### WORK TASK
Every line of the data needs to be returned exactly.

### DATA TO EXAMINE

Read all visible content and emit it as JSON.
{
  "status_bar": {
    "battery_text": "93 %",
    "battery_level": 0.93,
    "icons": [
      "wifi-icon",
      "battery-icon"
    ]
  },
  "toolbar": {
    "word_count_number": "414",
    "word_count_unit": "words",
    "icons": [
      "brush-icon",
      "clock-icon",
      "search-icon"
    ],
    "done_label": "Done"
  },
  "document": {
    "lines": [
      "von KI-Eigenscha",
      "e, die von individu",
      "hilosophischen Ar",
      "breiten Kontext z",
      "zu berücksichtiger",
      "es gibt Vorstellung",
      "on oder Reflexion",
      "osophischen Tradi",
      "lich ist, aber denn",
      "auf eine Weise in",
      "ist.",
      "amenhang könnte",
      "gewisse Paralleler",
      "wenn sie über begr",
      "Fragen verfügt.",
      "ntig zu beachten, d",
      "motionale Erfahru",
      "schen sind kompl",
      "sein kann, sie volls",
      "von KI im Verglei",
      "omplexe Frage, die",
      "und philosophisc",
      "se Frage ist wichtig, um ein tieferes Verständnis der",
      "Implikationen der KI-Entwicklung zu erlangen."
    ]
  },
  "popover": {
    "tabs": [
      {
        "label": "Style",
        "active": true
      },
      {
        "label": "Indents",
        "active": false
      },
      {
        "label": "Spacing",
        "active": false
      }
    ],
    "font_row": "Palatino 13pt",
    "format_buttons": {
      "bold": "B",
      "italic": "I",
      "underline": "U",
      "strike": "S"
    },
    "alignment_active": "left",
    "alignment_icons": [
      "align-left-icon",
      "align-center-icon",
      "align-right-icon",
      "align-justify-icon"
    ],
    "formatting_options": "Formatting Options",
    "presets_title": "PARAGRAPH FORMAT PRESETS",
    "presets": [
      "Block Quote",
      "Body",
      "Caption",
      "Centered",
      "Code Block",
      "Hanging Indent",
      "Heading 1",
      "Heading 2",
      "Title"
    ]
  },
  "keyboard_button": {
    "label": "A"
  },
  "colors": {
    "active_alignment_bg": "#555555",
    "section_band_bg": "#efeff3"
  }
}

### EXERCISE RESULT
Read all visible content and emit it as JSON.
{
  "status_bar": {
    "battery_text": "93 %",
    "battery_level": 0.93,
    "icons": [
      "wifi-icon",
      "battery-icon"
    ]
  },
  "toolbar": {
    "word_count_number": "414",
    "word_count_unit": "words",
    "icons": [
      "brush-icon",
      "clock-icon",
      "search-icon"
    ],
    "done_label": "Done"
  },
  "document": {
    "lines": [
      "von KI-Eigenscha",
      "e, die von individu",
      "hilosophischen Ar",
      "breiten Kontext z",
      "zu berücksichtiger",
      "es gibt Vorstellung",
      "on oder Reflexion",
      "osophischen Tradi",
      "lich ist, aber denn",
      "auf eine Weise in",
      "ist.",
      "amenhang könnte",
      "gewisse Paralleler",
      "wenn sie über begr",
      "Fragen verfügt.",
      "ntig zu beachten, d",
      "motionale Erfahru",
      "schen sind kompl",
      "sein kann, sie volls",
      "von KI im Verglei",
      "omplexe Frage, die",
      "und philosophisc",
      "se Frage ist wichtig, um ein tieferes Verständnis der",
      "Implikationen der KI-Entwicklung zu erlangen."
    ]
  },
  "popover": {
    "tabs": [
      {
        "label": "Style",
        "active": true
      },
      {
        "label": "Indents",
        "active": false
      },
      {
        "label": "Spacing",
        "active": false
      }
    ],
    "font_row": "Palatino 13pt",
    "format_buttons": {
      "bold": "B",
      "italic": "I",
      "underline": "U",
      "strike": "S"
    },
    "alignment_active": "left",
    "alignment_icons": [
      "align-left-icon",
      "align-center-icon",
      "align-right-icon",
      "align-justify-icon"
    ],
    "formatting_options": "Formatting Options",
    "presets_title": "PARAGRAPH FORMAT PRESETS",
    "presets": [
      "Block Quote",
      "Body",
      "Caption",
      "Centered",
      "Code Block",
      "Hanging Indent",
      "Heading 1",
      "Heading 2",
      "Title"
    ]
  },
  "keyboard_button": {
    "label": "A"
  },
  "colors": {
    "active_alignment_bg": "#555555",
    "section_band_bg": "#efeff3"
  }
}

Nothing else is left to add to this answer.